**THE PROBLEM:** Go through the listing below and list every line with "subtitle".

**TASK MATERIAL:**
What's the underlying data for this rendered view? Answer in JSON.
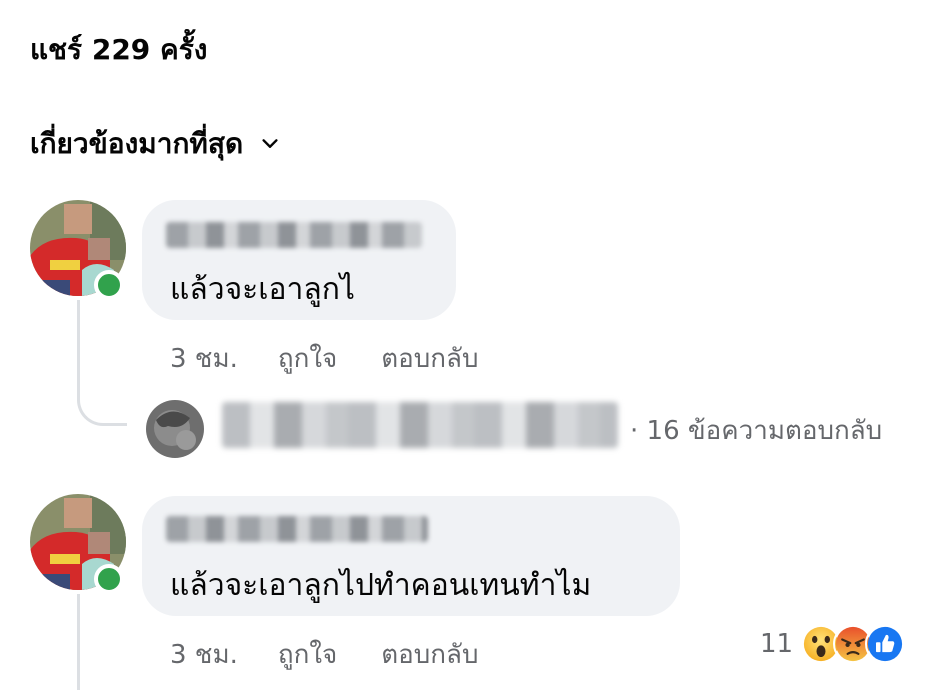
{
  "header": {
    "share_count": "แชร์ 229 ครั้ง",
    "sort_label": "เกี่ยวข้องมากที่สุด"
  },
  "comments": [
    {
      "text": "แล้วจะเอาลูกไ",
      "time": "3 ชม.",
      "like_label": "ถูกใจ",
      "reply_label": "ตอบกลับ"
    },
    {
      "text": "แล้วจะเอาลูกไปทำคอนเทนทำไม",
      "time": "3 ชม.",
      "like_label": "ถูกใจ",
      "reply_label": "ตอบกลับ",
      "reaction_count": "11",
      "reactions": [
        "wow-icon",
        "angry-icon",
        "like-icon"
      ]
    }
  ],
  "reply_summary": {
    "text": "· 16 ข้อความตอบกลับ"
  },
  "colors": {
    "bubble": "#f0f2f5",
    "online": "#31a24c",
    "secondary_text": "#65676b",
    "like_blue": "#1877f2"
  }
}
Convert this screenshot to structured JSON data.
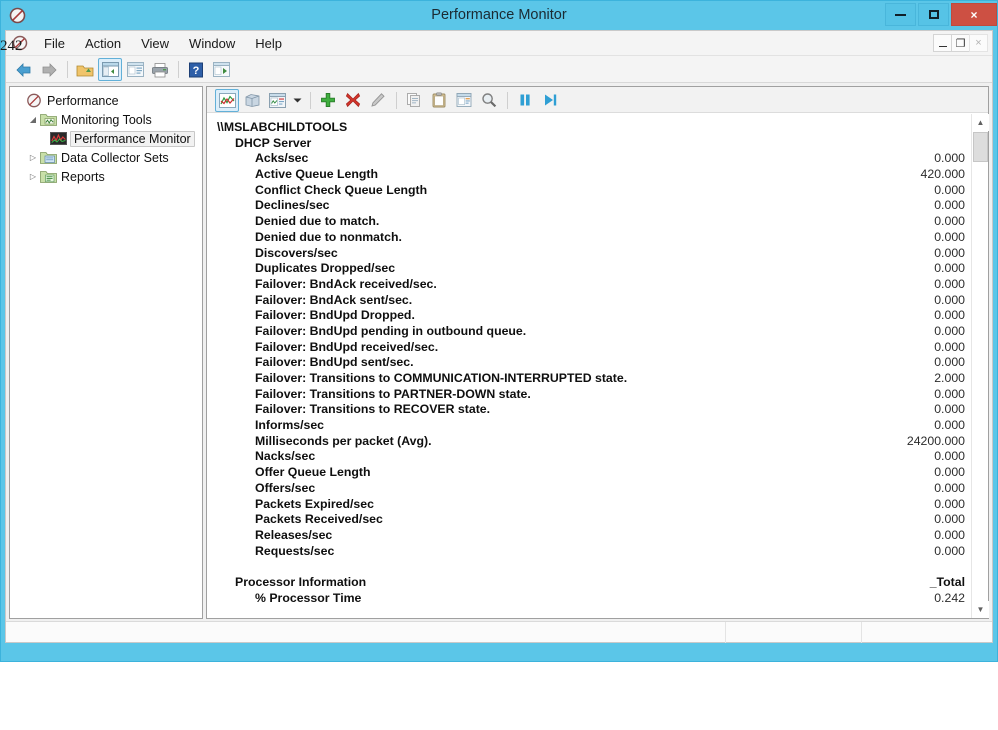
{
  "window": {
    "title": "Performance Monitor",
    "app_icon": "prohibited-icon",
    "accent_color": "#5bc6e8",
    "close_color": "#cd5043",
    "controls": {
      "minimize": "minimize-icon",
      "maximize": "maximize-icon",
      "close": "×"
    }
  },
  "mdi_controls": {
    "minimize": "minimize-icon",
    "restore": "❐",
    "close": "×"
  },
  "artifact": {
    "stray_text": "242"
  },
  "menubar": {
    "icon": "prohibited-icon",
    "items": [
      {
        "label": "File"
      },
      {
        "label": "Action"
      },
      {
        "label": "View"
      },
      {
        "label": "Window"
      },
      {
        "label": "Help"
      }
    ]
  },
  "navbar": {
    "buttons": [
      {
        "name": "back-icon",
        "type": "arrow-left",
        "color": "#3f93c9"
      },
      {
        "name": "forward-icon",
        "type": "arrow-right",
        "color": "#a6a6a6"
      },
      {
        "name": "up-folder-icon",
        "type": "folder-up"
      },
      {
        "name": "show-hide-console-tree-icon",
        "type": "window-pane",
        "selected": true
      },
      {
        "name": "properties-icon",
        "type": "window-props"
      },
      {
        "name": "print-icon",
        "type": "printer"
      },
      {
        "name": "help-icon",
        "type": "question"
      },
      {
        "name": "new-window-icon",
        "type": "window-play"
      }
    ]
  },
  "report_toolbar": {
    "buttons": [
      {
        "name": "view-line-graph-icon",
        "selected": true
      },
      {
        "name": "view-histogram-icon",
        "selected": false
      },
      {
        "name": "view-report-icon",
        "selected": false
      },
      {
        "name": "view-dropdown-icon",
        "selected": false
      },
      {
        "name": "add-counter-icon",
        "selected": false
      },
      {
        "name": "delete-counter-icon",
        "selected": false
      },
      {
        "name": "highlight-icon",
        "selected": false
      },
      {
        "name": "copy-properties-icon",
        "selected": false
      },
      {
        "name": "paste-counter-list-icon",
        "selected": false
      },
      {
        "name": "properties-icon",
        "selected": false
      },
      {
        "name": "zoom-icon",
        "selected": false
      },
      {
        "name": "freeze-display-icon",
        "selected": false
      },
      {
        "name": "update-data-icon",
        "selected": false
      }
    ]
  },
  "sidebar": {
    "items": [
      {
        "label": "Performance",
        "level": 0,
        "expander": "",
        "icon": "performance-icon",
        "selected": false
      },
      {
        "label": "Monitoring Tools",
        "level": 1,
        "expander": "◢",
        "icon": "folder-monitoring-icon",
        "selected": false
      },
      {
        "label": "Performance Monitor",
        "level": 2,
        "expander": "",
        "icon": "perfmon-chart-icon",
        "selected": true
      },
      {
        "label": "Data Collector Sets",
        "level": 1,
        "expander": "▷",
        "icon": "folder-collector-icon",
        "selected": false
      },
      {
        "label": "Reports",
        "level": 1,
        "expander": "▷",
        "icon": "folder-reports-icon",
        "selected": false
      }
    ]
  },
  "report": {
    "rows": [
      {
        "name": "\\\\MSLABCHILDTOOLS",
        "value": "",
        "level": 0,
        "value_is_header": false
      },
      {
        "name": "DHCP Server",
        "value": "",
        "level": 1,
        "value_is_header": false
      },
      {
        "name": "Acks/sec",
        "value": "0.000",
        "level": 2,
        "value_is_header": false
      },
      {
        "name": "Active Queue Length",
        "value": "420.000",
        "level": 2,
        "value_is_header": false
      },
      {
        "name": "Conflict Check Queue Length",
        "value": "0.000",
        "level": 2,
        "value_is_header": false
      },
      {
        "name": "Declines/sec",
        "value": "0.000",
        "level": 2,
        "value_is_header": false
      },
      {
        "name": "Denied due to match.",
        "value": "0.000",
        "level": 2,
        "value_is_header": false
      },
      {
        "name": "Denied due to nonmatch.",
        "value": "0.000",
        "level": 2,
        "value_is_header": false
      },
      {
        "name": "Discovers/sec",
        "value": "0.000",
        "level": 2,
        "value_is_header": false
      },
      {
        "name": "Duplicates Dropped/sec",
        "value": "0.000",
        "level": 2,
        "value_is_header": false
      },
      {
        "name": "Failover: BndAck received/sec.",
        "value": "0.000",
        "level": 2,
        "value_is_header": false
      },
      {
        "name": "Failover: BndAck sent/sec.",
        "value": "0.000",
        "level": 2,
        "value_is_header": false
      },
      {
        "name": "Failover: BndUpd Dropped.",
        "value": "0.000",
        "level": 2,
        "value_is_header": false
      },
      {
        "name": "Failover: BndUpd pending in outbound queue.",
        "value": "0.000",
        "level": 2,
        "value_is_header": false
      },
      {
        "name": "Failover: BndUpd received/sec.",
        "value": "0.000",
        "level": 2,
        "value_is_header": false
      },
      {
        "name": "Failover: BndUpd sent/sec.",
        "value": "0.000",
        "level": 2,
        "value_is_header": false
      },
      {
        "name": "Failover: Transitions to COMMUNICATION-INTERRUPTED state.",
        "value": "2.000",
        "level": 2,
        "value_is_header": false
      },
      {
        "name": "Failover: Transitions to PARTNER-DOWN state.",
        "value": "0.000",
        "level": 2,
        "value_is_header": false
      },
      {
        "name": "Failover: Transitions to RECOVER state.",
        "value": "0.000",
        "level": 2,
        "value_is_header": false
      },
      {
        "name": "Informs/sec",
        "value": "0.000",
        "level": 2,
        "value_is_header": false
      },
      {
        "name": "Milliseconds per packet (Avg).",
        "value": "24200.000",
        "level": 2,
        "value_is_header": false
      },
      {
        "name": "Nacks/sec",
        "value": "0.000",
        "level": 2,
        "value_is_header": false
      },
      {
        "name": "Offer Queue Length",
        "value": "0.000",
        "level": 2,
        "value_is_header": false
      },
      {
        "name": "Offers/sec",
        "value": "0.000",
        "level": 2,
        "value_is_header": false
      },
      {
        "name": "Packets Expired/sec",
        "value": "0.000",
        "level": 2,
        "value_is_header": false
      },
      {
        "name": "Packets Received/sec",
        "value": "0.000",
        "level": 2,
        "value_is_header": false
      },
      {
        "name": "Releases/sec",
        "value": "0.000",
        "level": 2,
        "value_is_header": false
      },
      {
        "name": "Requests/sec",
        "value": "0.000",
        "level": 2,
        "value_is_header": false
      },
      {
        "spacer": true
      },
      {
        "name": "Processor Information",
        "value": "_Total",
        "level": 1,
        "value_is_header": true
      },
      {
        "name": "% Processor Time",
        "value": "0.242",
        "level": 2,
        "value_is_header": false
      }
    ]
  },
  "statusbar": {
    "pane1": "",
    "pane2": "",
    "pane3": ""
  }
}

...

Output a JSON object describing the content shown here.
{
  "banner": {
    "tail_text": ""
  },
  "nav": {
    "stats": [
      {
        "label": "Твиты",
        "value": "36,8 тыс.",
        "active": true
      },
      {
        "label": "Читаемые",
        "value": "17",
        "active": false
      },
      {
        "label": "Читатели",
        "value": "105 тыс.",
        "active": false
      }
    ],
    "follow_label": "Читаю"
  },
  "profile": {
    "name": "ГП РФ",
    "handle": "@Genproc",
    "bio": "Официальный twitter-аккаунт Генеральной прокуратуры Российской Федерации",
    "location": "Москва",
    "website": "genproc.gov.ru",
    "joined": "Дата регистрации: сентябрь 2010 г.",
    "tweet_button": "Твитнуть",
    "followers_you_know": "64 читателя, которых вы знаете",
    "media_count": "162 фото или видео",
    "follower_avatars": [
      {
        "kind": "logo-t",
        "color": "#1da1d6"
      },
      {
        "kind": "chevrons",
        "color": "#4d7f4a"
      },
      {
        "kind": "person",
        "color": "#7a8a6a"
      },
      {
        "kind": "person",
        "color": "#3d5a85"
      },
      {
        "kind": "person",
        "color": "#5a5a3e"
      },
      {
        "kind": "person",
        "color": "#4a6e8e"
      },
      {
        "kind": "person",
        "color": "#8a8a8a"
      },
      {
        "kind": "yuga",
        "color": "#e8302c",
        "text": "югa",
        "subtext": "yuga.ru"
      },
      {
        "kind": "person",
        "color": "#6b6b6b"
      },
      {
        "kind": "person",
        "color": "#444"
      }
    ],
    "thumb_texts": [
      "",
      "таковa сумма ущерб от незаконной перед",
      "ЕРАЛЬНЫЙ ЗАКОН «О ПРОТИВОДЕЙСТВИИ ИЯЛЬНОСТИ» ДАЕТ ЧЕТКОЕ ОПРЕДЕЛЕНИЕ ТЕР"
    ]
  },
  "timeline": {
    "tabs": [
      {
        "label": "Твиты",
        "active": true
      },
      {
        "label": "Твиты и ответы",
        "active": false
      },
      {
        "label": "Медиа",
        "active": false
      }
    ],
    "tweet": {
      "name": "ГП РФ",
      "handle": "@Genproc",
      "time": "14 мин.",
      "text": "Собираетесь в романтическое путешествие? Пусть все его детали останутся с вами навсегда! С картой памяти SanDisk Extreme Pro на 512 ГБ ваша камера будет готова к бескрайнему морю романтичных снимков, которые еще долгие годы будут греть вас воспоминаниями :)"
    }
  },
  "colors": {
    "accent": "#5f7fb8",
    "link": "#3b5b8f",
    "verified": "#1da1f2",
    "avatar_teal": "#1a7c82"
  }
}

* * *

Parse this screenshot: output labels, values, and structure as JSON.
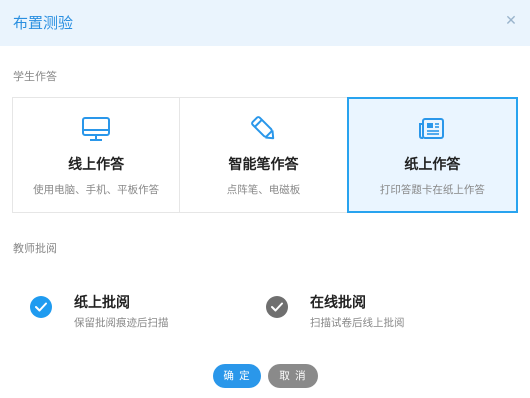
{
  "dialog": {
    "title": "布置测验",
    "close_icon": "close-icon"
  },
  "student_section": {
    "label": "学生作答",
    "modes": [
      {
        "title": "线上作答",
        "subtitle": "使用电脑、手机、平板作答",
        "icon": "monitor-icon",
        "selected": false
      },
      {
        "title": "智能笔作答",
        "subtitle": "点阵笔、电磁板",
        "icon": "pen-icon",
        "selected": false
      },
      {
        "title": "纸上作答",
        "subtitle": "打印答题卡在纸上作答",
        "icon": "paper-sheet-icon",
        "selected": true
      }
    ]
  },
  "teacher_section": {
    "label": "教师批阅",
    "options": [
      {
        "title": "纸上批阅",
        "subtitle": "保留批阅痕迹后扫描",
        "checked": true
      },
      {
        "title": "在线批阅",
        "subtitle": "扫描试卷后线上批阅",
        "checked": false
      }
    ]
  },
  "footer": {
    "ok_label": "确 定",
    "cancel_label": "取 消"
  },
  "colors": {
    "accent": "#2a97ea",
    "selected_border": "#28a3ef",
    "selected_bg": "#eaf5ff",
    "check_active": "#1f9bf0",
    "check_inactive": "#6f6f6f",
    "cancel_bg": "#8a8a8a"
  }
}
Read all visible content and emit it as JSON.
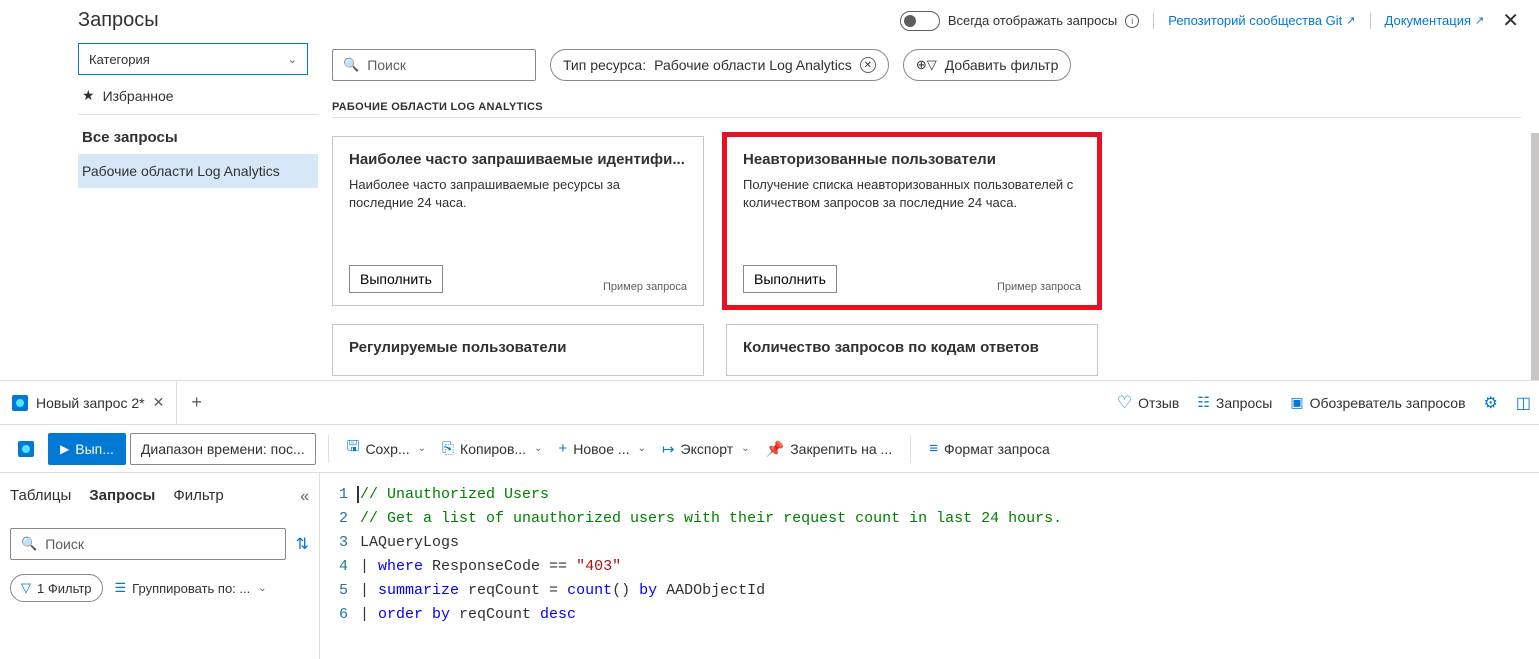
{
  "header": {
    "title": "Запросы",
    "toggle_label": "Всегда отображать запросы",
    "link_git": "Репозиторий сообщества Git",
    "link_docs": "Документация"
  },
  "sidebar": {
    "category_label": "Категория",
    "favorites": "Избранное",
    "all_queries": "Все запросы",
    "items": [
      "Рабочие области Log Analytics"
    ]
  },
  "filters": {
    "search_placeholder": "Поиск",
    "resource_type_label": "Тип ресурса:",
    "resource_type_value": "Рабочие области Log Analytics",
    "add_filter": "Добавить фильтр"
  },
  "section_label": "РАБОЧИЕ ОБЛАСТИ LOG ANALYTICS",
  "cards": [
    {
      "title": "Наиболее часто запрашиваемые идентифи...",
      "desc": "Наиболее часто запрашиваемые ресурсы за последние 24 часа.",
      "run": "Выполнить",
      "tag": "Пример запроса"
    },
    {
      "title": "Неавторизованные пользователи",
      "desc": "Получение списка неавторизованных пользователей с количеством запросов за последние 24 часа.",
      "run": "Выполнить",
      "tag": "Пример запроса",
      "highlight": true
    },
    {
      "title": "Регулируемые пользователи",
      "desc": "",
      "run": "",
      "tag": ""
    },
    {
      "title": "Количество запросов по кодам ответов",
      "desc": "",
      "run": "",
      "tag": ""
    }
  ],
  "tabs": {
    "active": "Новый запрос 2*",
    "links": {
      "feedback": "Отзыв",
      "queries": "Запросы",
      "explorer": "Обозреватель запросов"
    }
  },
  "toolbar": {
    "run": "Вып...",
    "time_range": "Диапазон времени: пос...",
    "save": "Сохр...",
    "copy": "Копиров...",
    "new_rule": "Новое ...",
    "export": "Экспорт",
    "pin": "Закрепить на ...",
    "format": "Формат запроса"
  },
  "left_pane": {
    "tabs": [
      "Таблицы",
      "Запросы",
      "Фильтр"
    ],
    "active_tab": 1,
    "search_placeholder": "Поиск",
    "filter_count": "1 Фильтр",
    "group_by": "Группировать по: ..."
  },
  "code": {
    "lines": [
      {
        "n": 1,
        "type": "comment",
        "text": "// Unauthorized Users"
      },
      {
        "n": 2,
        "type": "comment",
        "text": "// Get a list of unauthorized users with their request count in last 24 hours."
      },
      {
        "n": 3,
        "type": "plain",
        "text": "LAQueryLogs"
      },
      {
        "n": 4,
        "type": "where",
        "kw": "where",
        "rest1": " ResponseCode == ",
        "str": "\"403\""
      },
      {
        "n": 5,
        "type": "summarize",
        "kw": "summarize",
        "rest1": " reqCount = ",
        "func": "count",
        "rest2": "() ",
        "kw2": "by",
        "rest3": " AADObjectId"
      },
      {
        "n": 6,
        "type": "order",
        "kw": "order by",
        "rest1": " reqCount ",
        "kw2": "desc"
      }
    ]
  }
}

**YOUR RESPONSE:**
        "subtitle": "使用电脑、手机、平板作答",
        "subtitle": "点阵笔、电磁板",
        "subtitle": "打印答题卡在纸上作答",
        "subtitle": "保留批阅痕迹后扫描",
        "subtitle": "扫描试卷后线上批阅",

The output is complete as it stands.